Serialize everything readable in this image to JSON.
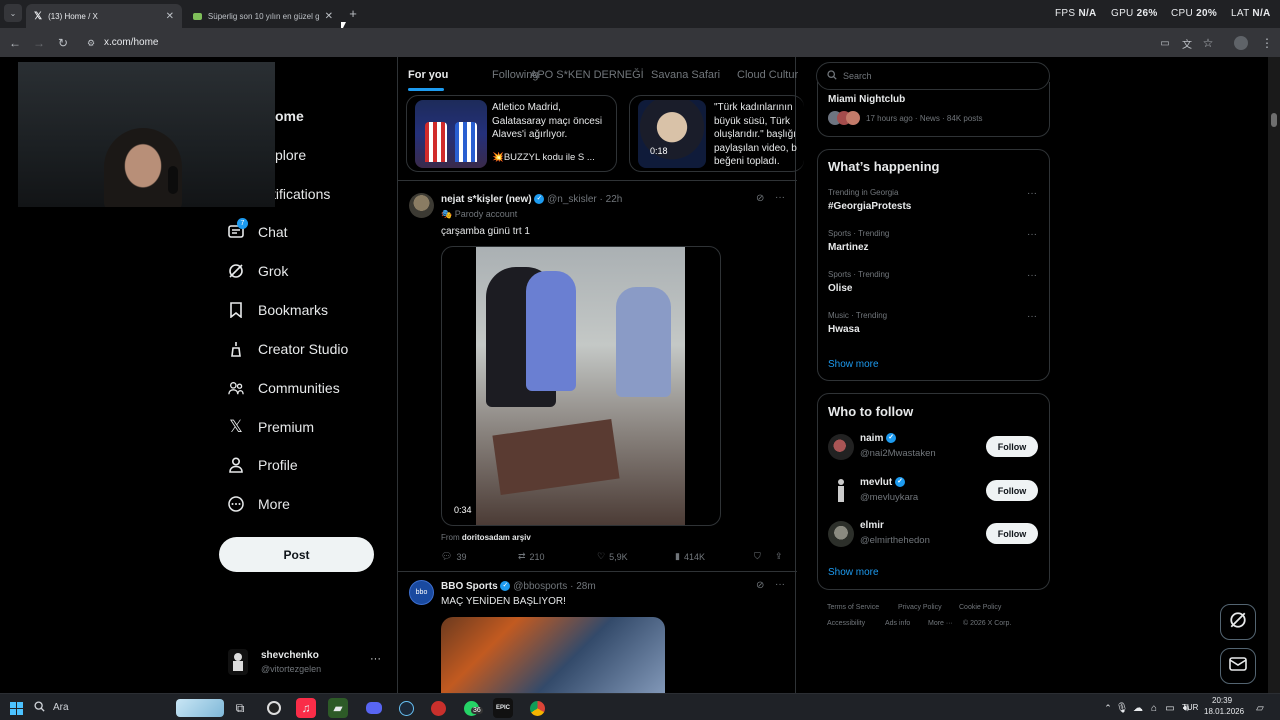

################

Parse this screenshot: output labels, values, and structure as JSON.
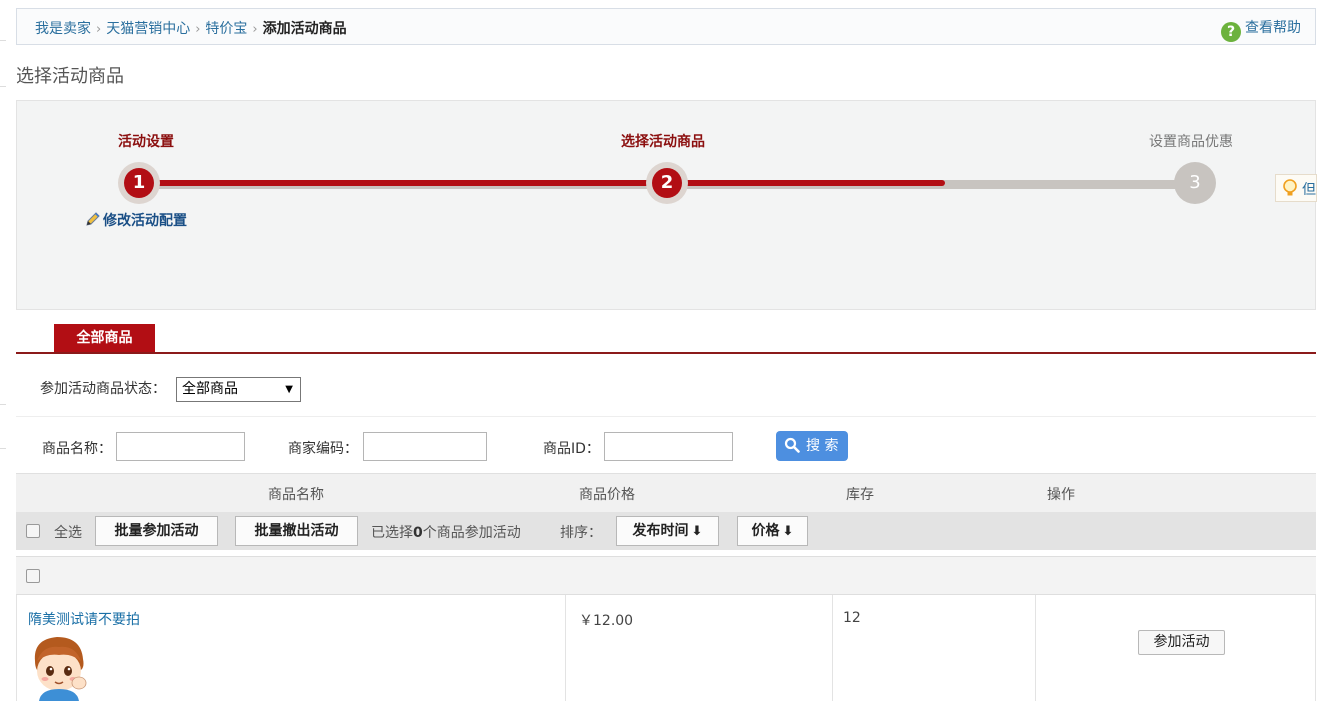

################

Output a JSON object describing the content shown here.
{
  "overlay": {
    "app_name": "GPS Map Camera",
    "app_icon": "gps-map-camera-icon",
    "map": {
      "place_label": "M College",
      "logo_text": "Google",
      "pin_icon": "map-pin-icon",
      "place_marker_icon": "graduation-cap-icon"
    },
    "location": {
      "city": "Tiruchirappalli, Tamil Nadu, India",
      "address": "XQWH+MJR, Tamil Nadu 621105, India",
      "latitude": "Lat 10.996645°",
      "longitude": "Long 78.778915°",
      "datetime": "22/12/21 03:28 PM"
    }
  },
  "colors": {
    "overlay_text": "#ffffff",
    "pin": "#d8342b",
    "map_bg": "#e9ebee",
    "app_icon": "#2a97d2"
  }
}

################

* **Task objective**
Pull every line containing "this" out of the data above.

* **Problem solution**
Serialize everything readable in this image to JSON.
Parse this screenshot: output labels, values, and structure as JSON.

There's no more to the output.